[Website and app data records]
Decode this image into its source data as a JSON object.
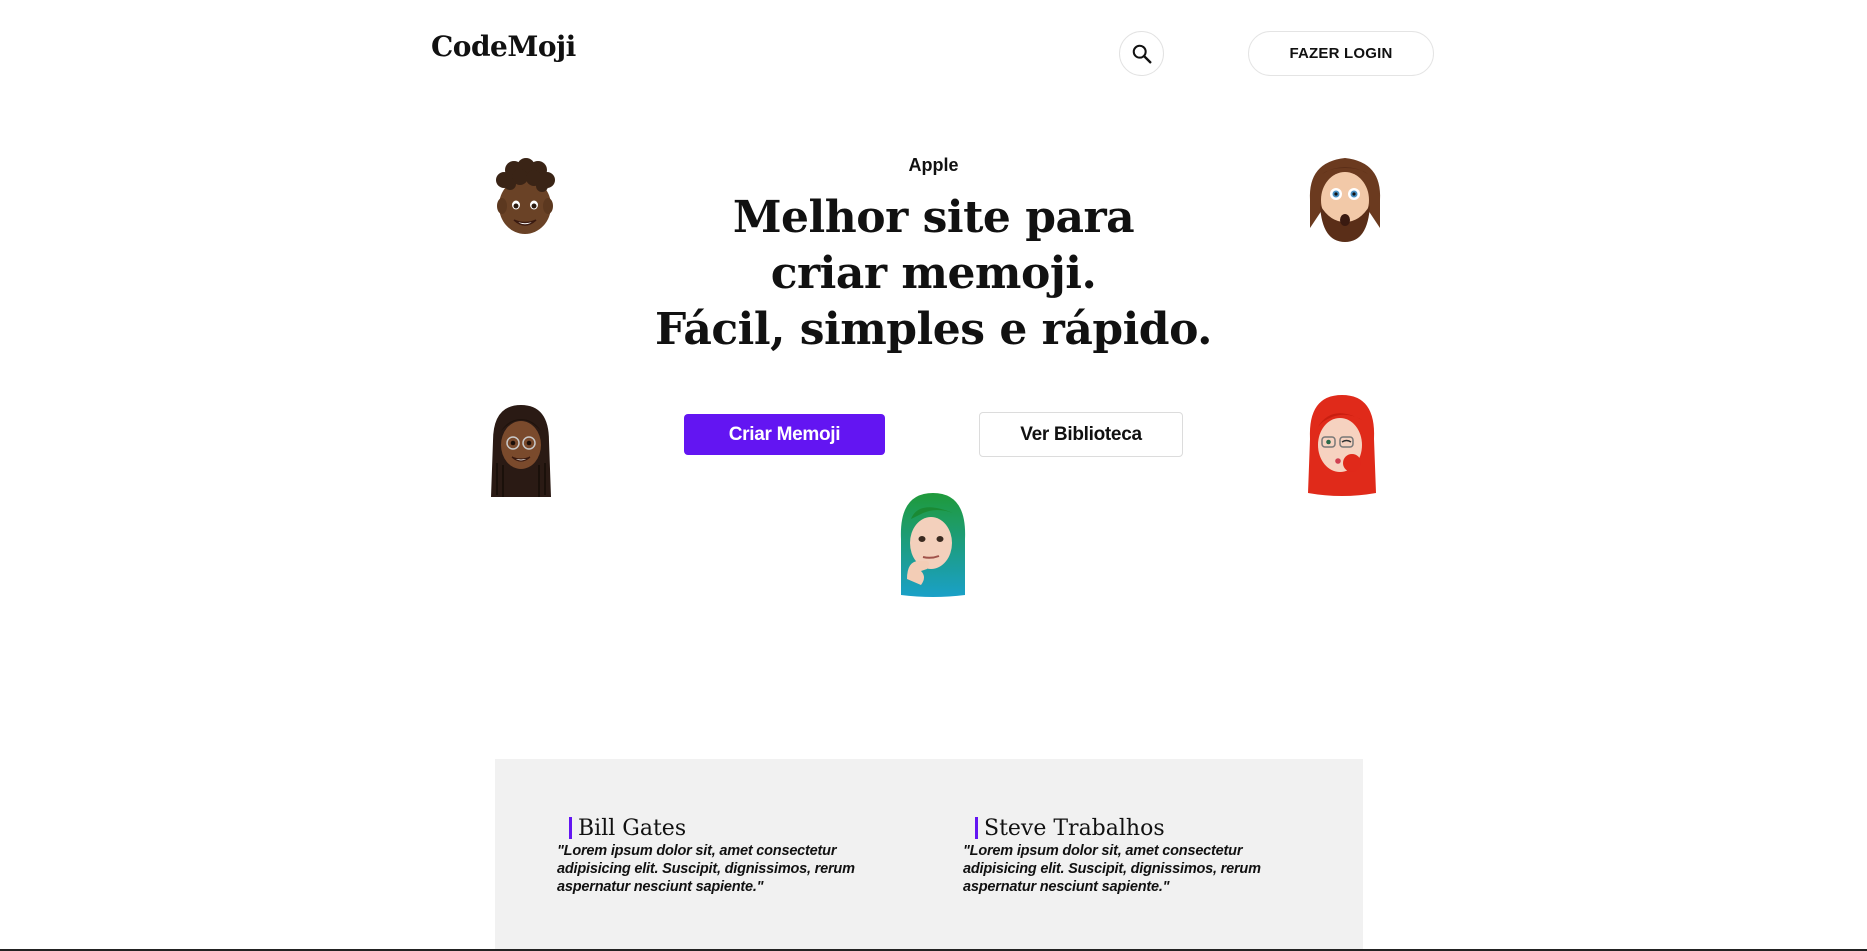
{
  "header": {
    "logo": "CodeMoji",
    "search_icon": "search-icon",
    "login_label": "FAZER LOGIN"
  },
  "hero": {
    "eyebrow": "Apple",
    "headline": [
      "Melhor site para",
      "criar memoji.",
      "Fácil, simples e rápido."
    ],
    "primary_label": "Criar Memoji",
    "secondary_label": "Ver Biblioteca"
  },
  "memojis": [
    "memoji-curly-hair-boy",
    "memoji-bearded-man",
    "memoji-braids-woman",
    "memoji-red-hair-woman",
    "memoji-green-hair-thinking"
  ],
  "testimonials": [
    {
      "name": "Bill Gates",
      "quote": "\"Lorem ipsum dolor sit, amet consectetur adipisicing elit. Suscipit, dignissimos, rerum aspernatur nesciunt sapiente.\""
    },
    {
      "name": "Steve Trabalhos",
      "quote": "\"Lorem ipsum dolor sit, amet consectetur adipisicing elit. Suscipit, dignissimos, rerum aspernatur nesciunt sapiente.\""
    }
  ],
  "colors": {
    "accent": "#6315f2",
    "section_bg": "#f1f1f1"
  }
}
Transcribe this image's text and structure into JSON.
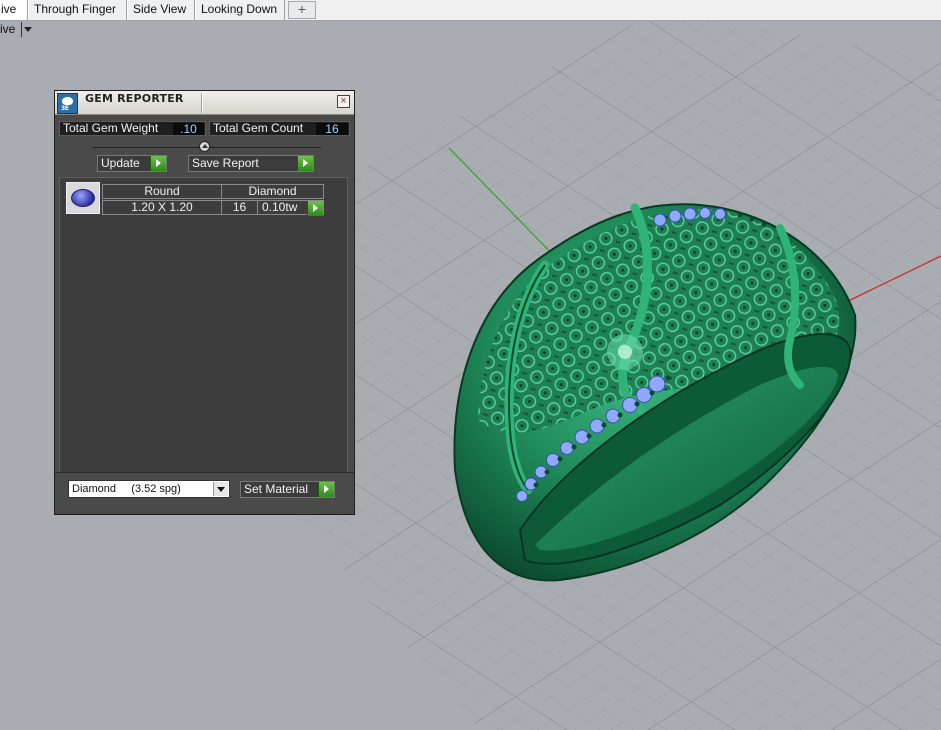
{
  "tabs": [
    {
      "label": "ive",
      "active": true
    },
    {
      "label": "Through Finger",
      "active": false
    },
    {
      "label": "Side View",
      "active": false
    },
    {
      "label": "Looking Down",
      "active": false
    }
  ],
  "viewport_label": "ive",
  "panel": {
    "title": "GEM REPORTER",
    "logo_text": "3E",
    "total_weight_label": "Total Gem Weight",
    "total_weight_value": ".10",
    "total_count_label": "Total Gem Count",
    "total_count_value": "16",
    "update_label": "Update",
    "save_report_label": "Save Report",
    "gem_row": {
      "shape": "Round",
      "material": "Diamond",
      "size": "1.20 X 1.20",
      "count": "16",
      "weight": "0.10tw"
    },
    "material_select": "Diamond     (3.52 spg)",
    "set_material_label": "Set Material"
  },
  "colors": {
    "background": "#a9adb1",
    "panel": "#4a4a4a",
    "ring_metal": "#1e8a5a",
    "gem_blue": "#8fa9ff",
    "axis_green": "#3aa03a",
    "axis_red": "#c83232"
  }
}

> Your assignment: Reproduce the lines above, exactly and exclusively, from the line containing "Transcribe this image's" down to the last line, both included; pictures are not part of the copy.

> Answer to this exercise:
Transcribe this image's text and structure into JSON.
{
  "tabs": [
    {
      "label": "ive",
      "active": true
    },
    {
      "label": "Through Finger",
      "active": false
    },
    {
      "label": "Side View",
      "active": false
    },
    {
      "label": "Looking Down",
      "active": false
    }
  ],
  "viewport_label": "ive",
  "panel": {
    "title": "GEM REPORTER",
    "logo_text": "3E",
    "total_weight_label": "Total Gem Weight",
    "total_weight_value": ".10",
    "total_count_label": "Total Gem Count",
    "total_count_value": "16",
    "update_label": "Update",
    "save_report_label": "Save Report",
    "gem_row": {
      "shape": "Round",
      "material": "Diamond",
      "size": "1.20 X 1.20",
      "count": "16",
      "weight": "0.10tw"
    },
    "material_select": "Diamond     (3.52 spg)",
    "set_material_label": "Set Material"
  },
  "colors": {
    "background": "#a9adb1",
    "panel": "#4a4a4a",
    "ring_metal": "#1e8a5a",
    "gem_blue": "#8fa9ff",
    "axis_green": "#3aa03a",
    "axis_red": "#c83232"
  }
}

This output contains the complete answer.